The developments provoked sharp criticism by Democrats and even some Republicans. “Nothing’s proven yet, but we’re now beyond obstruction of justice in terms of what’s being investigated,” Senator Tim Kaine, Democrat of Virginia and Mrs. Clinton’s running mate last year, said on Tuesday. “This is moving into perjury, false statements and even potentially treason.”
Republicans in Congress made little effort to defend the White House, and some expressed concern. “I voted for @POTUS last Nov. & want him & USA to succeed, but that meeting, given that email chain just released, is a big no-no,” Representative Lee Zeldin, Republican of New York, wrote on Twitter, using the acronym for president of the United States.
The White House rejected the criticism. Asked about the use of the term “treason,” Sarah Huckabee Sanders, the principal deputy White House press secretary, said, “I think those new words are ridiculous.”
Mr. Trump’s son and the president’s defenders said that once again, the fuss was unwarranted. “Media & Dems are extremely invested in the Russia story,” Donald Trump Jr. wrote on Twitter. “If this nonsense meeting is all they have after a yr, I understand the desperation!”
Other defenders of Mr. Trump have tried to minimize his campaign’s dealings with Ms. Veselnitskaya by arguing that they are similar to the interactions between Ukrainian government officials and a Democratic Party consultant who sought damaging information about Mr. Trump and his associates, including Mr. Manafort, during the campaign.
On a recent program, the Fox News host Sean Hannity, who is close to Mr. Trump, read from a January article in Politico revealing the Democratic operative’s meetings with Ukrainian officials in the country’s Washington embassy. “Where is the outrage over this?” Mr. Hannity demanded.
Inside Mr. Trump’s team, the response to the developments has become a subject of intense dispute.
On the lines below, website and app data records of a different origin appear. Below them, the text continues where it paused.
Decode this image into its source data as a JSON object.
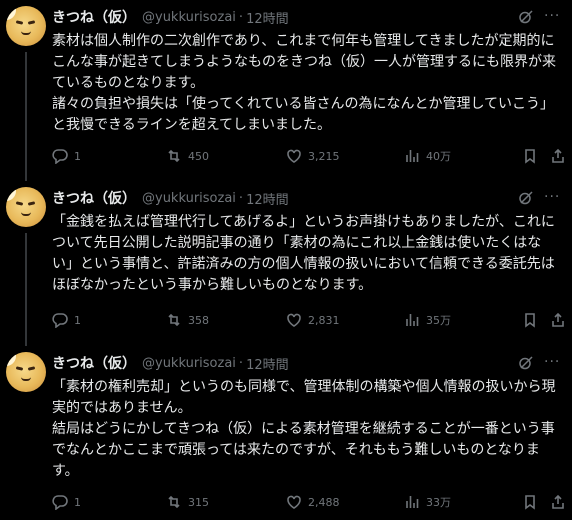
{
  "tweets": [
    {
      "name": "きつね（仮）",
      "handle": "@yukkurisozai",
      "dot": "·",
      "time": "12時間",
      "text": "素材は個人制作の二次創作であり、これまで何年も管理してきましたが定期的にこんな事が起きてしまうようなものをきつね（仮）一人が管理するにも限界が来ているものとなります。\n諸々の負担や損失は「使ってくれている皆さんの為になんとか管理していこう」と我慢できるラインを超えてしまいました。",
      "replies": "1",
      "reposts": "450",
      "likes": "3,215",
      "views": "40万"
    },
    {
      "name": "きつね（仮）",
      "handle": "@yukkurisozai",
      "dot": "·",
      "time": "12時間",
      "text": "「金銭を払えば管理代行してあげるよ」というお声掛けもありましたが、これについて先日公開した説明記事の通り「素材の為にこれ以上金銭は使いたくはない」という事情と、許諾済みの方の個人情報の扱いにおいて信頼できる委託先はほぼなかったという事から難しいものとなります。",
      "replies": "1",
      "reposts": "358",
      "likes": "2,831",
      "views": "35万"
    },
    {
      "name": "きつね（仮）",
      "handle": "@yukkurisozai",
      "dot": "·",
      "time": "12時間",
      "text": "「素材の権利売却」というのも同様で、管理体制の構築や個人情報の扱いから現実的ではありません。\n結局はどうにかしてきつね（仮）による素材管理を継続することが一番という事でなんとかここまで頑張っては来たのですが、それももう難しいものとなります。",
      "replies": "1",
      "reposts": "315",
      "likes": "2,488",
      "views": "33万"
    }
  ],
  "icons": {
    "reply": "reply-icon",
    "repost": "repost-icon",
    "like": "heart-icon",
    "views": "views-chart-icon",
    "bookmark": "bookmark-icon",
    "share": "share-icon",
    "grok": "grok-icon",
    "more": "more-icon"
  },
  "colors": {
    "background": "#000000",
    "text": "#e7e9ea",
    "muted": "#71767b",
    "divider": "#333639"
  }
}
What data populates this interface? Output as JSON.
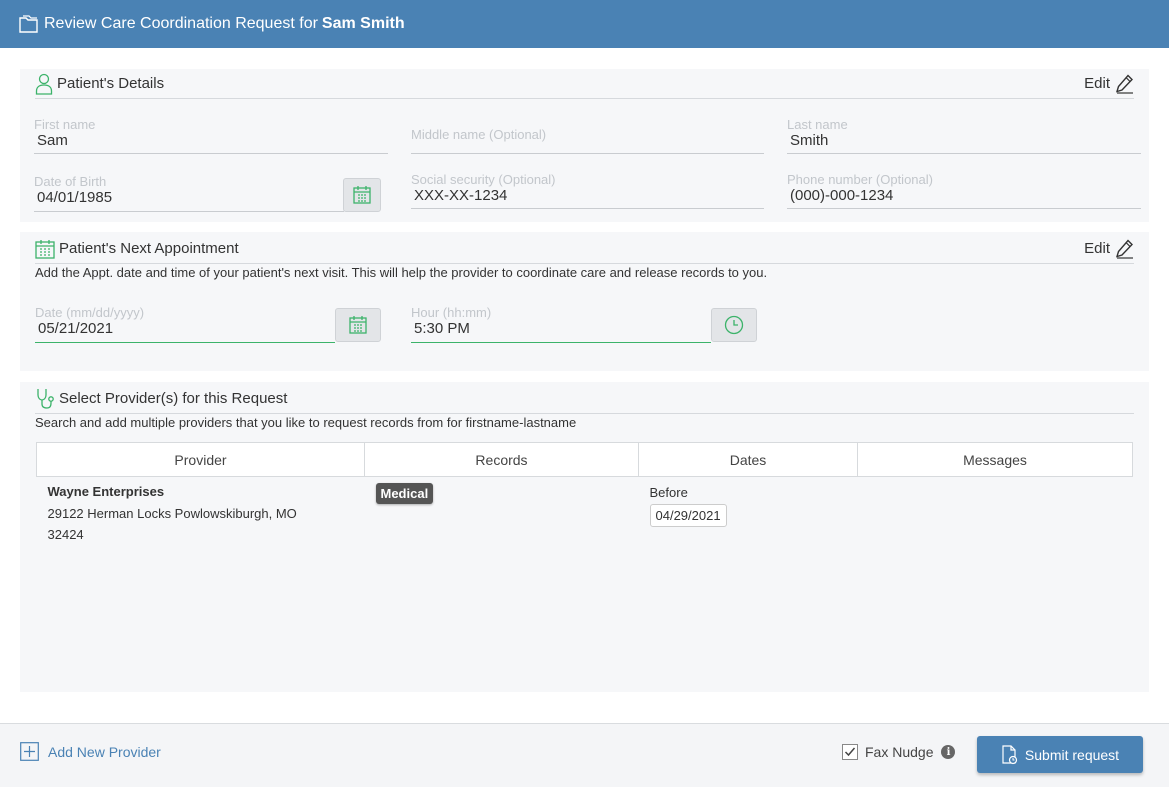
{
  "header": {
    "title_prefix": "Review Care Coordination Request for",
    "patient_name": "Sam Smith"
  },
  "patient_details": {
    "title": "Patient's Details",
    "edit_label": "Edit",
    "first_name": {
      "label": "First name",
      "value": "Sam"
    },
    "middle_name": {
      "placeholder": "Middle name (Optional)",
      "value": ""
    },
    "last_name": {
      "label": "Last name",
      "value": "Smith"
    },
    "dob": {
      "label": "Date of Birth",
      "value": "04/01/1985"
    },
    "ssn": {
      "label": "Social security (Optional)",
      "value": "XXX-XX-1234"
    },
    "phone": {
      "label": "Phone number (Optional)",
      "value": "(000)-000-1234"
    }
  },
  "appointment": {
    "title": "Patient's Next Appointment",
    "edit_label": "Edit",
    "description": "Add the Appt. date and time of your patient's next visit. This will help the provider to coordinate care and release records to you.",
    "date": {
      "label": "Date (mm/dd/yyyy)",
      "value": "05/21/2021"
    },
    "hour": {
      "label": "Hour (hh:mm)",
      "value": "5:30 PM"
    }
  },
  "providers": {
    "title": "Select Provider(s) for this Request",
    "description": "Search and add multiple providers that you like to request records from for firstname-lastname",
    "columns": [
      "Provider",
      "Records",
      "Dates",
      "Messages"
    ],
    "rows": [
      {
        "name": "Wayne Enterprises",
        "address_line1": "29122 Herman Locks Powlowskiburgh, MO",
        "address_line2": "32424",
        "record_type": "Medical",
        "date_qualifier": "Before",
        "date": "04/29/2021",
        "messages": ""
      }
    ]
  },
  "footer": {
    "add_provider_label": "Add New Provider",
    "fax_nudge_label": "Fax Nudge",
    "fax_nudge_checked": true,
    "submit_label": "Submit request"
  },
  "colors": {
    "header_bg": "#4a82b4",
    "accent_green": "#3cb36a",
    "section_bg": "#f6f7f9"
  }
}
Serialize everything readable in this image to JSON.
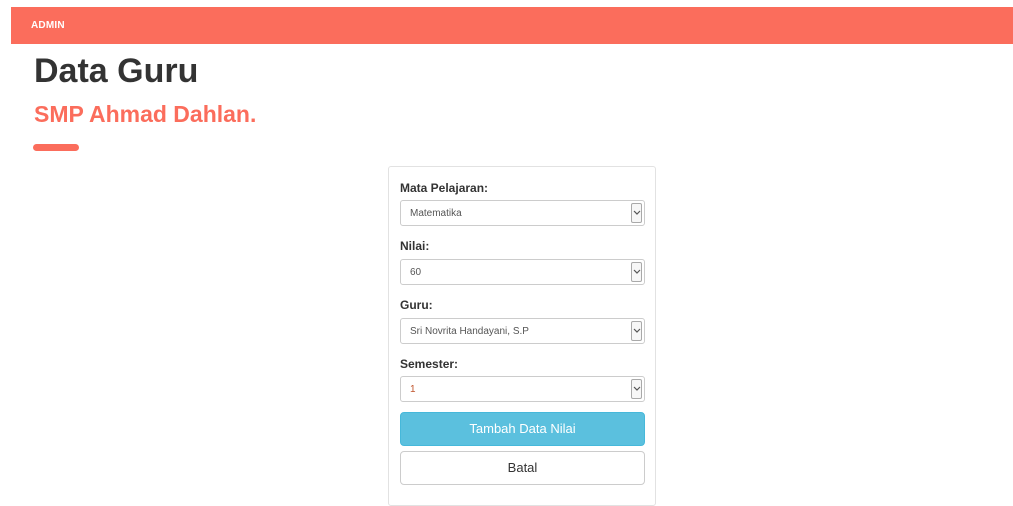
{
  "header": {
    "brand": "ADMIN",
    "accent_color": "#fb6d5c"
  },
  "page": {
    "title": "Data Guru",
    "subtitle": "SMP Ahmad Dahlan."
  },
  "form": {
    "mata_pelajaran": {
      "label": "Mata Pelajaran:",
      "value": "Matematika"
    },
    "nilai": {
      "label": "Nilai:",
      "value": "60"
    },
    "guru": {
      "label": "Guru:",
      "value": "Sri Novrita Handayani, S.P"
    },
    "semester": {
      "label": "Semester:",
      "value": "1"
    },
    "submit_label": "Tambah Data Nilai",
    "cancel_label": "Batal",
    "submit_color": "#5bc0de",
    "dropdown_icon": "chevron-down-icon"
  }
}
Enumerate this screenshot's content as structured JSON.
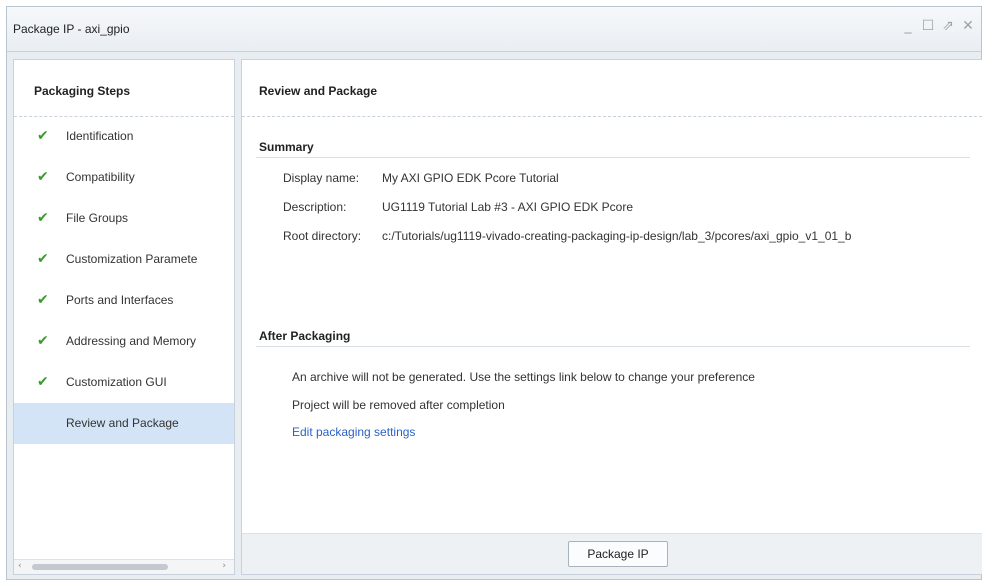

Three people familiar with his son’s account said he pushed to offer a full explanation on Saturday when first contacted by The Times about the meeting, and said he agitated to be allowed to defend himself publicly. But three other people involved in the discussions offered a completely contrary version of events, insisting that the younger Mr. Trump adamantly resisted an expansive disclosure.
Elsewhere, Mr. Kasowitz was working separately to inform an article being prepared by Circa, a news outlet the White House considers favorable, instead of The Times. According to the person close to the legal team, Mr. Kasowitz was kept out of the discussion about Donald Trump Jr.’s initial statement and saw it only after it had been published online in the first Times article.
The original statement, drafted aboard Air Force One by advisers and then approved by Mr. Trump, said only that the Russian lawyer had discussed adoption policy during the meeting, without mentioning that the meeting had been offered as a chance to provide information about Mrs. Clinton’s dealings with Russia. Only after The Times followed up in preparation for another article did the younger Mr. Trump issue a second statement acknowledging that.
On Tuesday, the Trumps projected a united front.
“This is the EXACT reason they viciously attack our family!” Eric Trump, the president’s second-oldest son, posted on Twitter. “They can’t stand that we are extremely close and will ALWAYS support each other.”